On impulse, I bought this electric guitar on eBay. I found it when I was searching for a Teisco (a Japanese brand popular in the 70s.) Here’s the listing: Teisco style guitar. It’s unlabeled (no brand name on headstock) - I’ve seen a lot of this on old Japanese electric guitars at music shops. I wonder where the guitar originated?

I’m no guitar snob - I like the old, cheap beat up vintage Japanese guitars, and I’m just going to play garage rock with it if I wind up playing with other people. I do plan on replacing the tuners if they turn out to be crap, which is probably pretty likely. Other than that, all I care is that it’s an electric guitar.

Does anyone have any idea what the origin of this guitar is? It’s clearly an “off-brand” (actually, NO-brand) - so where did it come from? Was there some company that mass produced guitars and then left the headstock unbranded, selling them to other companies so they could badge them as their own? I’ve seen Teisco type guitars badged as Kingston, Noble and various other obscure names that are all virtually the same guitar. Is that the case with this one?

No clue - but it looks cool. There are a few private-label factories that just crank out TONS of guitars in the Far East - Samick in Korea, Fuji Gen Gakki in Japan and I am sure a few equivalents in China and Indonesia. What their arrangements are with Teisco and all the other funky-brand guitars (Dillon, Oscar Schmidt, Samick, Jay Turser - you know the usual suspects) are unclear to me.

Have a ton of fun with it and do what you can to make sure it is set up properly before you attempt to wrangle noise out of that beast!

A quick Google search turned up this forum that seems to be all about old Japanese guitars. I didn’t dig around much but you might find something here.

I don’t know what it is either, but I love those old slider switches.
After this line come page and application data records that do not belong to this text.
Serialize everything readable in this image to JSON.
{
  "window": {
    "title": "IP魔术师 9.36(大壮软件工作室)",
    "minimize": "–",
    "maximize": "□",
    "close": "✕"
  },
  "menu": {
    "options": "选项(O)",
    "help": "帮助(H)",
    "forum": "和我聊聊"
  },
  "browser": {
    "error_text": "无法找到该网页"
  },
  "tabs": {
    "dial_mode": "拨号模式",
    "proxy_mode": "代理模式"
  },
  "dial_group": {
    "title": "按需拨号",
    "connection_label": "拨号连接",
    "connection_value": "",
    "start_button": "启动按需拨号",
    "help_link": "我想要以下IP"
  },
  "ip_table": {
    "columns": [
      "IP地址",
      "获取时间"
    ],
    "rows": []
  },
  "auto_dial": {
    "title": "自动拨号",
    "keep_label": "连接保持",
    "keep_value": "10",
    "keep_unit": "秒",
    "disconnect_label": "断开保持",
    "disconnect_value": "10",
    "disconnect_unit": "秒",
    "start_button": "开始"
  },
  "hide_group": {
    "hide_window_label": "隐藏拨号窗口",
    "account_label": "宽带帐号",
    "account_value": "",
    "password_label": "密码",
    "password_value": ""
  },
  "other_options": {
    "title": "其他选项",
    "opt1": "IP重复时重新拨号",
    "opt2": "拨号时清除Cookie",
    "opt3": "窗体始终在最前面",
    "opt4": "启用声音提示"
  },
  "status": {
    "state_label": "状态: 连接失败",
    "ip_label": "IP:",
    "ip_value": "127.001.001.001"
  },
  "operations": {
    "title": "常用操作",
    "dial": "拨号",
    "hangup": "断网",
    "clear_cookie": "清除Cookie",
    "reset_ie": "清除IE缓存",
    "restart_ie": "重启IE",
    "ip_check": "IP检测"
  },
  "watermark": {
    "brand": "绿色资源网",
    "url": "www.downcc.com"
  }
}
They’re so 50’s!

Maybe I’ll put some on my Brian Moore Custom.

Or maybe not.

Hah. High end custom guitars are a truly beautiful thing - but there’s also a lot to be said for quirky, vintage cheapness, especially all the retro Japanese “space-age” stuff from the 70s. Some of the better Teisco models like the Spectrum are actually highly sought after by garage, punk or indie rockers (I think the Smashing Pumpkins guitarist used a Teisco at least for a while.)